About this exercise | Within the data below, how many lines contain "date"? Reply with the number only.

Entries shown |
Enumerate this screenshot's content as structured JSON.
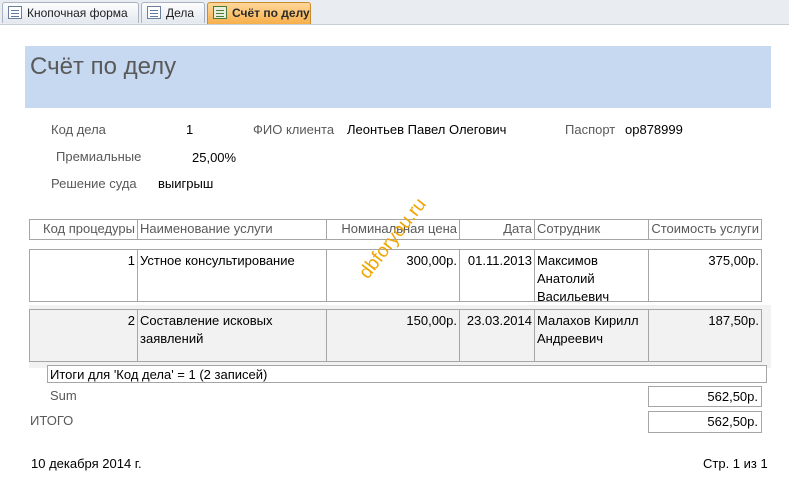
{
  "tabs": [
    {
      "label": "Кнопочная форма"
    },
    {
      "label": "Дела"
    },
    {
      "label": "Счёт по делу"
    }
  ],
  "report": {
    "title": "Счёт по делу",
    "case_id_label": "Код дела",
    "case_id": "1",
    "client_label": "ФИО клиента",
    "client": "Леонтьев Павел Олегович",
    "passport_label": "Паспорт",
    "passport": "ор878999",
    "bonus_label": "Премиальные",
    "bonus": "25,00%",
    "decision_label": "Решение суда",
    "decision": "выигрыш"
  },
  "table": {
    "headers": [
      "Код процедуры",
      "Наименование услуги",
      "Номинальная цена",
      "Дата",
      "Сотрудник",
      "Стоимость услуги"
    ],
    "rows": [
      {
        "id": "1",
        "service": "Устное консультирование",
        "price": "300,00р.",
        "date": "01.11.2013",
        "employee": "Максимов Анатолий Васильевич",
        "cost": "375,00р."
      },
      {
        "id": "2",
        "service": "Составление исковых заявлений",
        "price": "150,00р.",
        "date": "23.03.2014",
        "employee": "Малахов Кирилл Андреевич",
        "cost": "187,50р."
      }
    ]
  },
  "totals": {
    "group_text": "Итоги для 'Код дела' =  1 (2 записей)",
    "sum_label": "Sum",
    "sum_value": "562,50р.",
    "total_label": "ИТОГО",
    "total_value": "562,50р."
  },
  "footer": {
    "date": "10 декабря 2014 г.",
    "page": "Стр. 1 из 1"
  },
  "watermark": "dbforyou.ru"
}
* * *
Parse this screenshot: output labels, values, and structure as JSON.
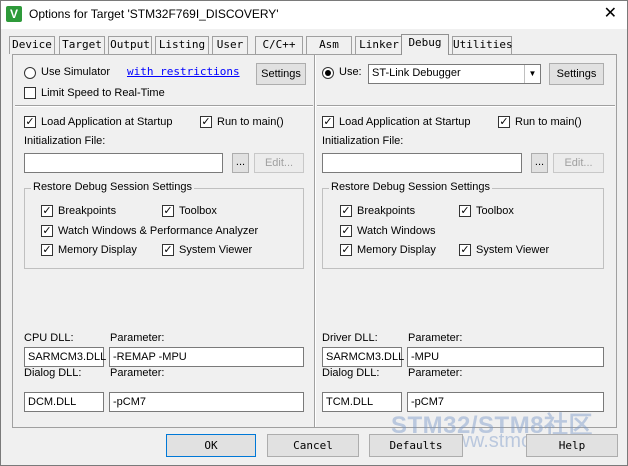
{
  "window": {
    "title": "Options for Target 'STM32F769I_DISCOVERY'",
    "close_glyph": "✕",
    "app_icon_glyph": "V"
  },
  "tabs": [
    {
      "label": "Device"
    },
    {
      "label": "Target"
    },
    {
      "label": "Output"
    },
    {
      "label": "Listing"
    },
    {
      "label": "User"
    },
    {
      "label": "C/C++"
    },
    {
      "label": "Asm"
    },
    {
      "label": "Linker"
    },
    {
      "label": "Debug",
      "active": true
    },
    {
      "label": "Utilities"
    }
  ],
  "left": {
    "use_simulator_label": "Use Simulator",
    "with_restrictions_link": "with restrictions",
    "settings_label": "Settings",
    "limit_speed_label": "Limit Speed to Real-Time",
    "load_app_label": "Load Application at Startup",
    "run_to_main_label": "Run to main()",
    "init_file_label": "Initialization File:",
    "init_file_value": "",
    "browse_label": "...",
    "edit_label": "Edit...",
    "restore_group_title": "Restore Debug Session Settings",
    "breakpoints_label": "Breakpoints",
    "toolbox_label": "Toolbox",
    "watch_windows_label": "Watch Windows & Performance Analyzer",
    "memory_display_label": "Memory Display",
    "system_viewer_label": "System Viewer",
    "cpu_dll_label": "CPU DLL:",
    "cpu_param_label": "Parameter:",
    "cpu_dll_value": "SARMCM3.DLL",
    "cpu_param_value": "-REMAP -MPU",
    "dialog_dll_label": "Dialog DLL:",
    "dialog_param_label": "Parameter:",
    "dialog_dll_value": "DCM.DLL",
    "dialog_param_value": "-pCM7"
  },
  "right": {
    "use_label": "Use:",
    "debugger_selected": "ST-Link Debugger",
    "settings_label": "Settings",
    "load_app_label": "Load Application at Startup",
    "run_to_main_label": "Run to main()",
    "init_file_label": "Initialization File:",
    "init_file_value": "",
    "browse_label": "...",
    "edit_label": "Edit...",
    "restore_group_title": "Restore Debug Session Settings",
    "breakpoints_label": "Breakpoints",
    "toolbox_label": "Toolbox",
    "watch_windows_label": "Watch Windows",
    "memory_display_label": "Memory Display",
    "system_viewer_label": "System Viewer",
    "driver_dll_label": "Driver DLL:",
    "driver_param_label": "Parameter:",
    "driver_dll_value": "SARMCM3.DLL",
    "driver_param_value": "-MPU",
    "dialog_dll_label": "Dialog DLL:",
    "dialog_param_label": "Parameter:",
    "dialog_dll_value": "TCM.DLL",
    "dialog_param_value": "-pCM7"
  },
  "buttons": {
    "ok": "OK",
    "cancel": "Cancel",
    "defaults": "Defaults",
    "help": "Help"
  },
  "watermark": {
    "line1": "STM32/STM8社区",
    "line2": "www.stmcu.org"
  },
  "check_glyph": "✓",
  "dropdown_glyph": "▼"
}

Response box | 3